[What you will do]:
For each line in the data below that has the word "Premesti", copy that line.

Web page and app entries:
● ● ● ● ●

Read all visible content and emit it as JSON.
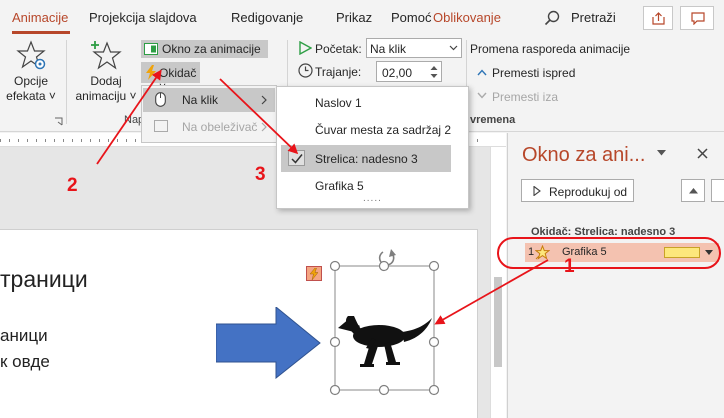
{
  "tabs": [
    "Animacije",
    "Projekcija slajdova",
    "Redigovanje",
    "Prikaz",
    "Pomoć",
    "Oblikovanje"
  ],
  "search": "Pretraži",
  "ribbon": {
    "opcije": "Opcije",
    "efekata": "efekata ˅",
    "dodaj": "Dodaj",
    "animaciju": "animaciju ˅",
    "okno_button": "Okno za animacije",
    "okidac": "Okidač ˅",
    "group_nap": "Nap",
    "pocetak_label": "Početak:",
    "pocetak_value": "Na klik",
    "trajanje_label": "Trajanje:",
    "trajanje_value": "02,00",
    "promena": "Promena rasporeda animacije",
    "premesti_ispred": "Premesti ispred",
    "premesti_iza": "Premesti iza",
    "vremena": "vremena"
  },
  "menu1": {
    "na_klik": "Na klik",
    "na_obelezivac": "Na obeleživač"
  },
  "menu2": {
    "items": [
      "Naslov 1",
      "Čuvar mesta za sadržaj 2",
      "Strelica: nadesno 3",
      "Grafika 5"
    ],
    "checked_index": 2,
    "more": "....."
  },
  "slide": {
    "text1": "траници",
    "text2": "аници",
    "text3": "к овде"
  },
  "pane": {
    "title": "Okno za ani...",
    "play": "Reprodukuj od",
    "trigger_label": "Okidač: Strelica: nadesno 3",
    "item_number": "1",
    "item_name": "Grafika 5"
  },
  "annotations": [
    "1",
    "2",
    "3"
  ],
  "colors": {
    "accent": "#b7472a",
    "annotation_red": "#e8141a",
    "item_bg": "#f4c2b0",
    "timeline_bar": "#fde77c",
    "arrow_blue": "#4472c4"
  }
}
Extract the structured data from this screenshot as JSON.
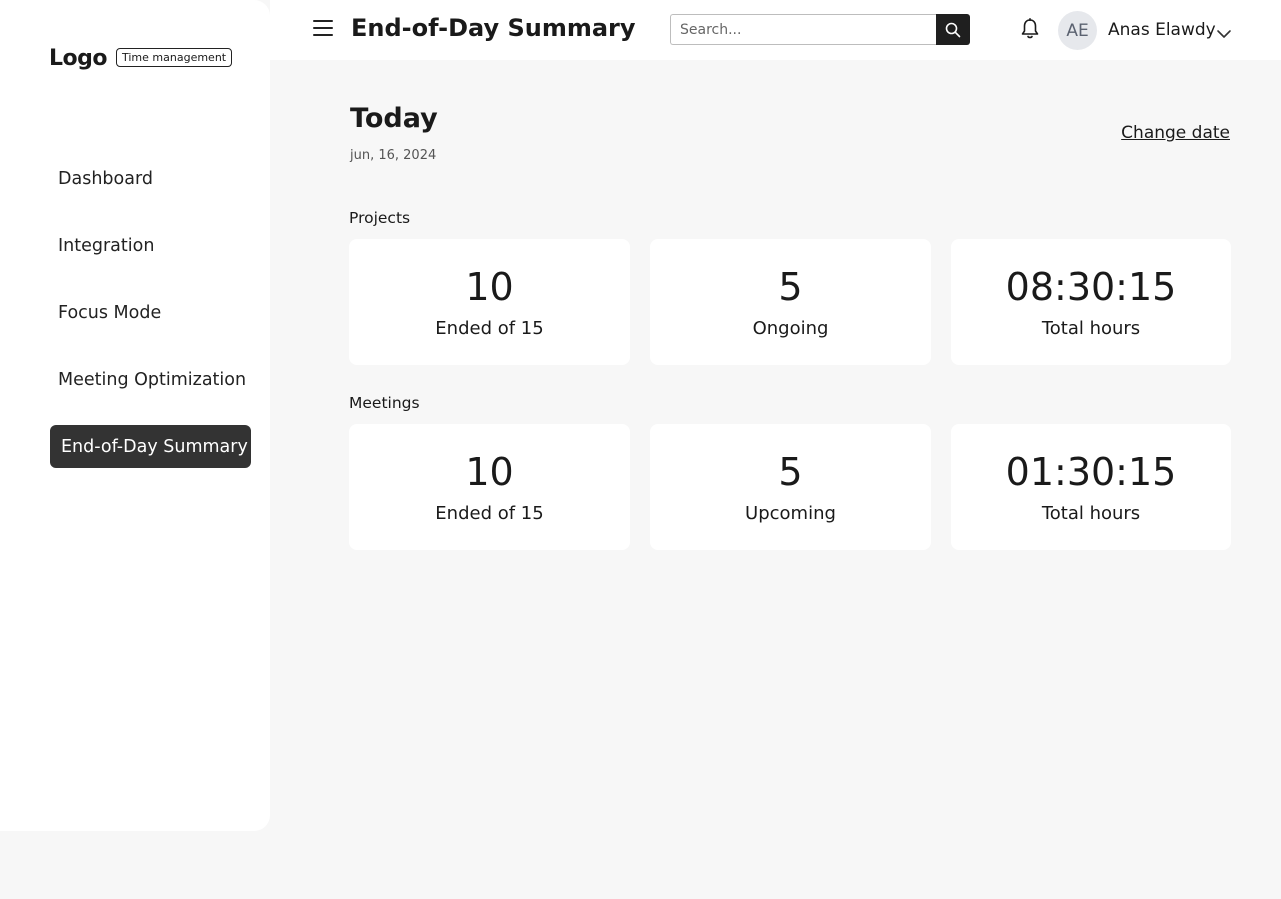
{
  "sidebar": {
    "logo": "Logo",
    "badge": "Time management",
    "items": [
      {
        "label": "Dashboard"
      },
      {
        "label": "Integration"
      },
      {
        "label": "Focus Mode"
      },
      {
        "label": "Meeting Optimization"
      },
      {
        "label": "End-of-Day Summary",
        "active": true
      }
    ]
  },
  "header": {
    "title": "End-of-Day Summary",
    "search_placeholder": "Search...",
    "avatar_initials": "AE",
    "user_name": "Anas Elawdy",
    "icons": [
      "menu-icon",
      "search-icon",
      "bell-icon",
      "chevron-down-icon"
    ]
  },
  "main": {
    "heading": "Today",
    "date": "jun, 16, 2024",
    "change_date": "Change date",
    "projects": {
      "label": "Projects",
      "cards": [
        {
          "value": "10",
          "label": "Ended of 15"
        },
        {
          "value": "5",
          "label": "Ongoing"
        },
        {
          "value": "08:30:15",
          "label": "Total hours"
        }
      ]
    },
    "meetings": {
      "label": "Meetings",
      "cards": [
        {
          "value": "10",
          "label": "Ended of 15"
        },
        {
          "value": "5",
          "label": "Upcoming"
        },
        {
          "value": "01:30:15",
          "label": "Total hours"
        }
      ]
    }
  },
  "colors": {
    "active_nav_bg": "#333333",
    "page_bg": "#f7f7f7",
    "card_bg": "#ffffff",
    "search_button_bg": "#1f1f1f"
  }
}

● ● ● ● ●

[Expected output]:
    "premesti_ispred": "Premesti ispred",
    "premesti_iza": "Premesti iza",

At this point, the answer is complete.